green color with code

blue color with code

R:255
G: 0
B: 0

The above color is made up of red color only with a maximum value of 255. Both green and blue colors are at level 0.

R:0
G: 255
B: 0

The above color is made up of green color only with a maximum value of 255. Both red and blue colors are at level 0.

R:0
G: 0
B: 255

The above color is made up of blue color only with a maximum value of 255. Both red and green colors are at level 0.


Color Mixing

Different colors can be created using a combination in different proportions of the three primary colors discussed above.

red color with code blue color with code blue color with code

R:149
G:111
B:188
The above color is made up of red color with level equal to 149 (out of 255), green color with level 111 (out of 255) and blue color with level 118 (out of 255).

R:255
G:153
B:51
The above color is made up of red color with level equal to 255 (out of 255), green color with level 153 (out of 255) and blue color with level 51 (out of 255).

R:255
G:255
B:0 The above color is made up of red color and green colors.

Screen Resolution

The clarity of text and images displayed on a screen depends on the screen resolution which depends on the number of pixels in each of the horizontal and vertical dimensions of the screen. The higher the screen resolution, the sharper are texts and images displayed. The screen with higher screen resolution (number of pixels) is sharper.
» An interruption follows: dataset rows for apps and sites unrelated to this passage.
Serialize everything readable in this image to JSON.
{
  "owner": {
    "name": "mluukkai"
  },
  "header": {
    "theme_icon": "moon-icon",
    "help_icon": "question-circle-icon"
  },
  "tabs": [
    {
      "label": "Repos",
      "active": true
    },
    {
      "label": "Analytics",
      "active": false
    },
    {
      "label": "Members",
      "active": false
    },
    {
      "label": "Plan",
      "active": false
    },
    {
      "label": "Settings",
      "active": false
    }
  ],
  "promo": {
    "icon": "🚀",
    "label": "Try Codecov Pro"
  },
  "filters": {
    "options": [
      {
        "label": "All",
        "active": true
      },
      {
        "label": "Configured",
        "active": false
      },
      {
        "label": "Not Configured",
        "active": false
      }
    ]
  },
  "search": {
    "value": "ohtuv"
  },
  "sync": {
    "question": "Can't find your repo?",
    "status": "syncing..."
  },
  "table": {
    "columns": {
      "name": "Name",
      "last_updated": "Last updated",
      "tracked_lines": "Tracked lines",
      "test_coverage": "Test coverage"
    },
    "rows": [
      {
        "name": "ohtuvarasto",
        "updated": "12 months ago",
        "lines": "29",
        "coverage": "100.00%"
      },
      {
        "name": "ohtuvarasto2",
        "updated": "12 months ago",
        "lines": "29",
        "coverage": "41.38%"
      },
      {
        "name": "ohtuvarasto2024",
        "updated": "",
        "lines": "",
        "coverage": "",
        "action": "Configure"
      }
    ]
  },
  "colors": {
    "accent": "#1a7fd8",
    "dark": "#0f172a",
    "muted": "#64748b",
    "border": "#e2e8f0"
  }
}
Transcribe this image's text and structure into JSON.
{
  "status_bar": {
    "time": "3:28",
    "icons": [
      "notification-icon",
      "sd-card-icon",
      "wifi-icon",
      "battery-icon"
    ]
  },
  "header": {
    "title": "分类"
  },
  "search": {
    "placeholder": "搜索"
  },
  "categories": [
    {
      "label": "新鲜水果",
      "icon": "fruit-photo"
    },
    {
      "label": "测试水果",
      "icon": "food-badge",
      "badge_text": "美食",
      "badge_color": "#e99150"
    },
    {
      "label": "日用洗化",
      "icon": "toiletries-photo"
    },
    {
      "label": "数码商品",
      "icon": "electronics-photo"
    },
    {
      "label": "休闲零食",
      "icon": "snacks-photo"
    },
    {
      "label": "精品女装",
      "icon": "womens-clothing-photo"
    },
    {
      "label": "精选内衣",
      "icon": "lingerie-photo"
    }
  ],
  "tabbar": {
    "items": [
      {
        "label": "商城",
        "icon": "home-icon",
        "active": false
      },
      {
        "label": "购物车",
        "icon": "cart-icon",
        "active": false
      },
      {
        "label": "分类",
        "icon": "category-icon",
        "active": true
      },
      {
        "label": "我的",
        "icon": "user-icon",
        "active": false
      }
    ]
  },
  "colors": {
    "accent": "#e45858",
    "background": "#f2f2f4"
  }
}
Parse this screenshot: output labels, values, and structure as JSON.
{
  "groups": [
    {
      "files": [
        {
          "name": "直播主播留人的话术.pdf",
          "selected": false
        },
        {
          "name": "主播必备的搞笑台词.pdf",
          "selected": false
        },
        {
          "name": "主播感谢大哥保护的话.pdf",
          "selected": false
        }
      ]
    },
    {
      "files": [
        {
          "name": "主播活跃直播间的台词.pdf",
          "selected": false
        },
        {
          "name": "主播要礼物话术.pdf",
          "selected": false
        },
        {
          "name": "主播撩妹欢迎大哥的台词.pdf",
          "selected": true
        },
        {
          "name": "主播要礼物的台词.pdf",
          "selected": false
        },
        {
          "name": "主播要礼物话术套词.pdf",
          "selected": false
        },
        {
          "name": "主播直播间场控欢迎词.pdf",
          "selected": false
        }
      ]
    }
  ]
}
The larger is the screen the higher the screen resolution if sharper texts and images are to be viewed.
Below is shown the modelling of an ellipse viewed in a 10 x 10 screen resolution and the same ellipse modelled in a 20 x 20 screen resolution.

screen resolution modelling

Examples of Screen Resolutions

As we can see the larger is the screen size, the larger is the screen resolution.
320x480 3.5'' iPhone
768x1024 9.7'' iPad
1440x900 19'' monitor
1920x1080 23'' TV monitor


References and Books


1 - Computer Graphics: Principles and Practice in C (2nd Edition) 2nd Edition - James D. Foley
ISBN-13: 978-0201848403

2 - Computer Graphics: Principles and Practice (3rd Edition) 3rd Edition - by John F. Hughes
ISBN-13: 078-5342399523

3 - Computer Graphics - C version - D. Hearn and M. P. Baker; Pearson Education 2004.

4 - 3D Computer Graphics: A Mathematical Introduction with OpenGL 1st Edition - by Samuel R. Buss